Take the data below and write it out exactly, except for the pictures.
────────────────────────────────────────
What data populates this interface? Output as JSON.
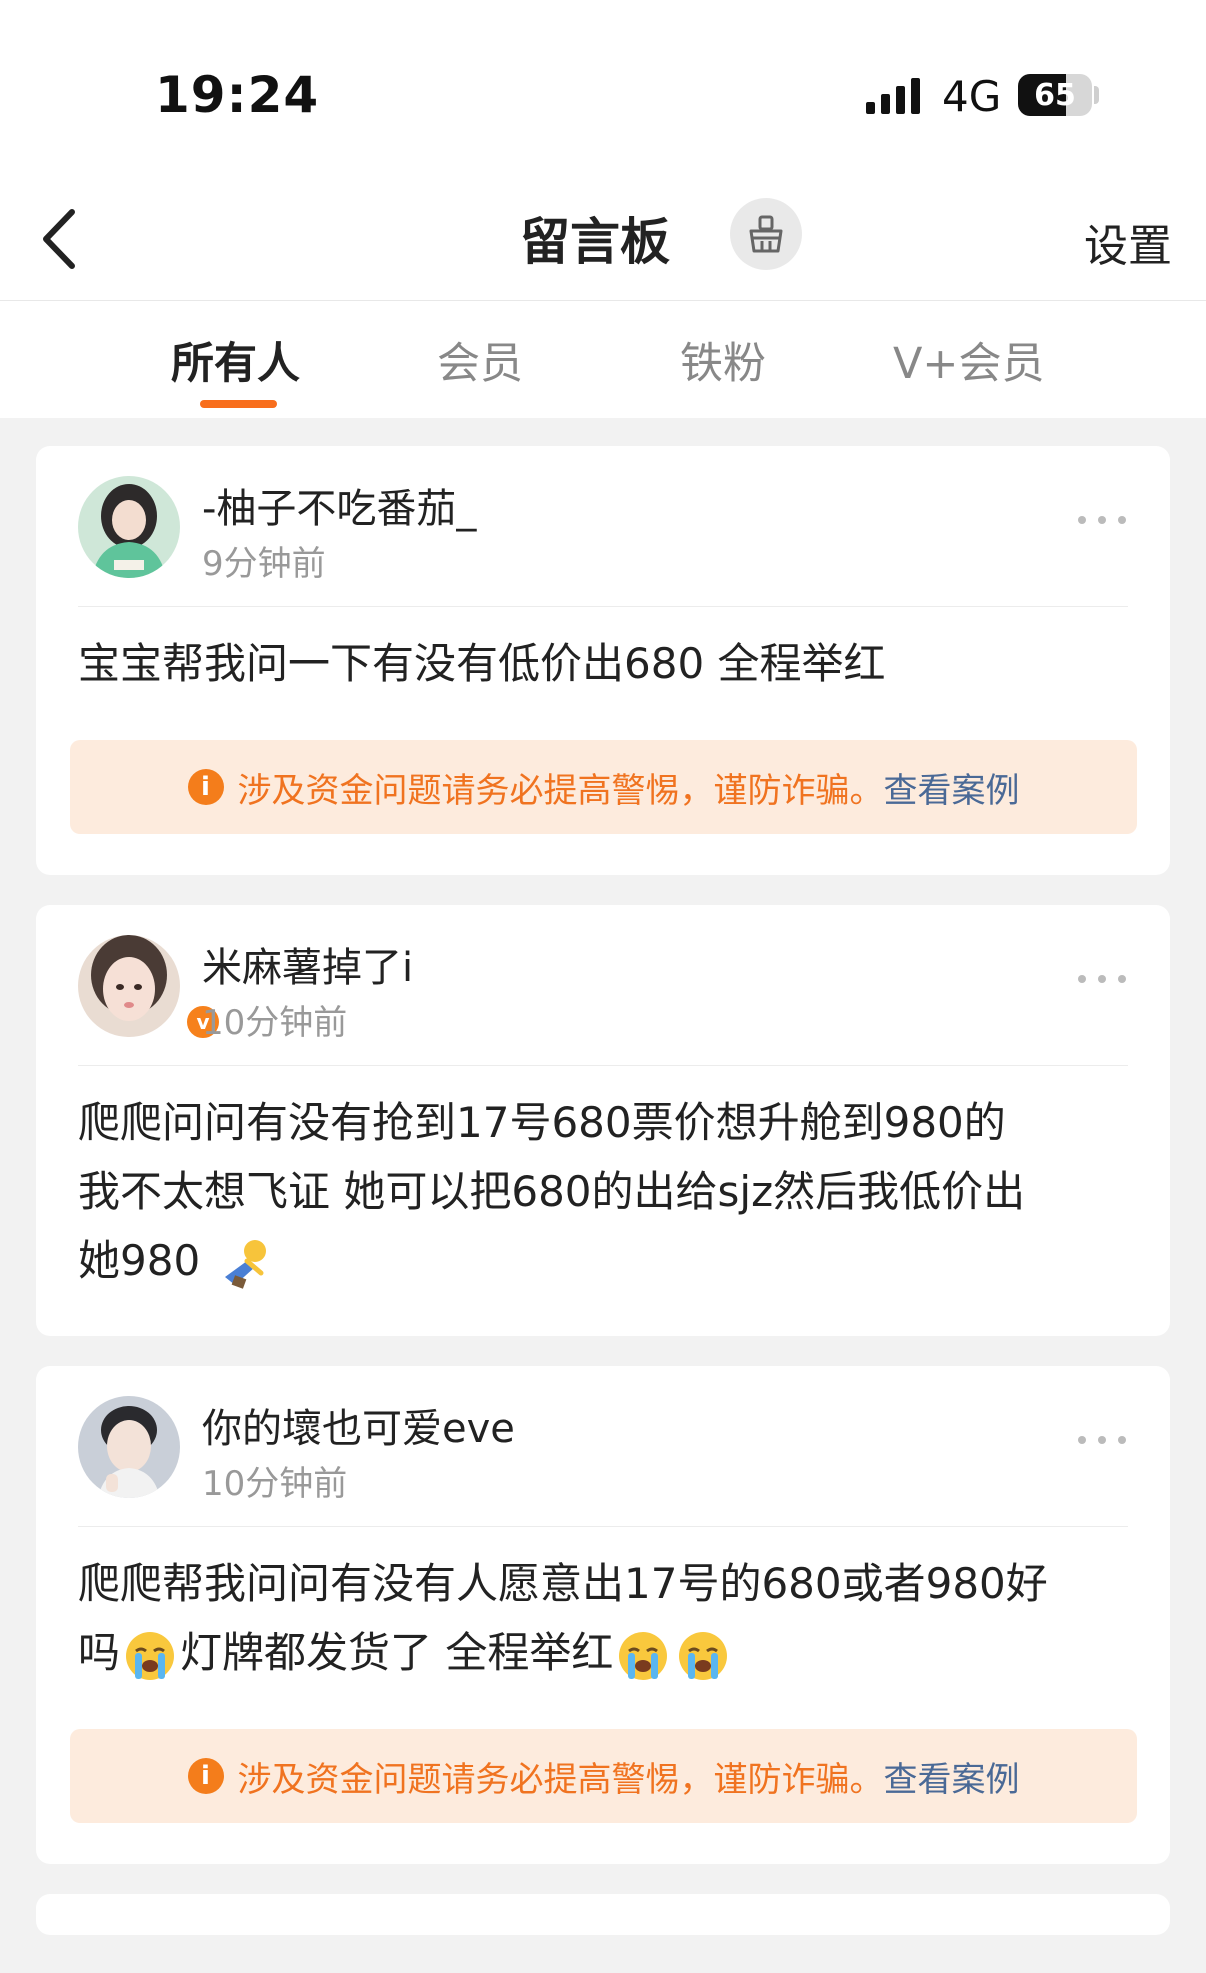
{
  "status_bar": {
    "time": "19:24",
    "network": "4G",
    "battery": "65"
  },
  "nav": {
    "title": "留言板",
    "settings_label": "设置"
  },
  "tabs": [
    {
      "label": "所有人",
      "active": true
    },
    {
      "label": "会员",
      "active": false
    },
    {
      "label": "铁粉",
      "active": false
    },
    {
      "label": "V+会员",
      "active": false
    }
  ],
  "warning": {
    "text": "涉及资金问题请务必提高警惕，谨防诈骗。",
    "link": "查看案例"
  },
  "posts": [
    {
      "username": "-柚子不吃番茄_",
      "time": "9分钟前",
      "text": "宝宝帮我问一下有没有低价出680 全程举红",
      "verified": false,
      "has_warning": true
    },
    {
      "username": "米麻薯掉了i",
      "time": "10分钟前",
      "text_lines": [
        "爬爬问问有没有抢到17号680票价想升舱到980的",
        "我不太想飞证 她可以把680的出给sjz然后我低价出",
        "她980"
      ],
      "verified": true,
      "has_warning": false
    },
    {
      "username": "你的壞也可爱eve",
      "time": "10分钟前",
      "text_parts": [
        "爬爬帮我问问有没有人愿意出17号的680或者980好",
        "吗",
        "灯牌都发货了 全程举红"
      ],
      "verified": false,
      "has_warning": true
    }
  ],
  "colors": {
    "accent": "#f86e1c",
    "warning_bg": "#fdebdd",
    "warning_text": "#f07320",
    "link": "#4a6996"
  }
}
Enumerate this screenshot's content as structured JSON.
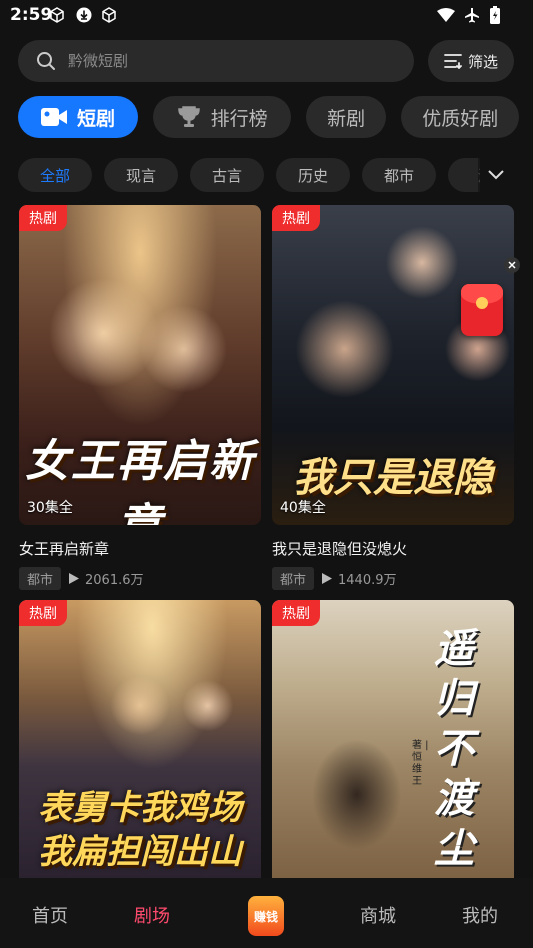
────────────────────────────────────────
WRITTEN RESPONSE:
What data populates this interface? Output as JSON.
{
  "status_bar": {
    "time": "19:24",
    "network": "4G",
    "battery": "65"
  },
  "nav": {
    "title": "留言板",
    "settings_label": "设置"
  },
  "tabs": [
    {
      "label": "所有人",
      "active": true
    },
    {
      "label": "会员",
      "active": false
    },
    {
      "label": "铁粉",
      "active": false
    },
    {
      "label": "V+会员",
      "active": false
    }
  ],
  "warning": {
    "text": "涉及资金问题请务必提高警惕，谨防诈骗。",
    "link": "查看案例"
  },
  "posts": [
    {
      "username": "-柚子不吃番茄_",
      "time": "9分钟前",
      "text": "宝宝帮我问一下有没有低价出680 全程举红",
      "verified": false,
      "has_warning": true
    },
    {
      "username": "米麻薯掉了i",
      "time": "10分钟前",
      "text_lines": [
        "爬爬问问有没有抢到17号680票价想升舱到980的",
        "我不太想飞证 她可以把680的出给sjz然后我低价出",
        "她980"
      ],
      "verified": true,
      "has_warning": false
    },
    {
      "username": "你的壞也可爱eve",
      "time": "10分钟前",
      "text_parts": [
        "爬爬帮我问问有没有人愿意出17号的680或者980好",
        "吗",
        "灯牌都发货了 全程举红"
      ],
      "verified": false,
      "has_warning": true
    }
  ],
  "colors": {
    "accent": "#f86e1c",
    "warning_bg": "#fdebdd",
    "warning_text": "#f07320",
    "link": "#4a6996"
  }
}
Enumerate this screenshot's content as structured JSON.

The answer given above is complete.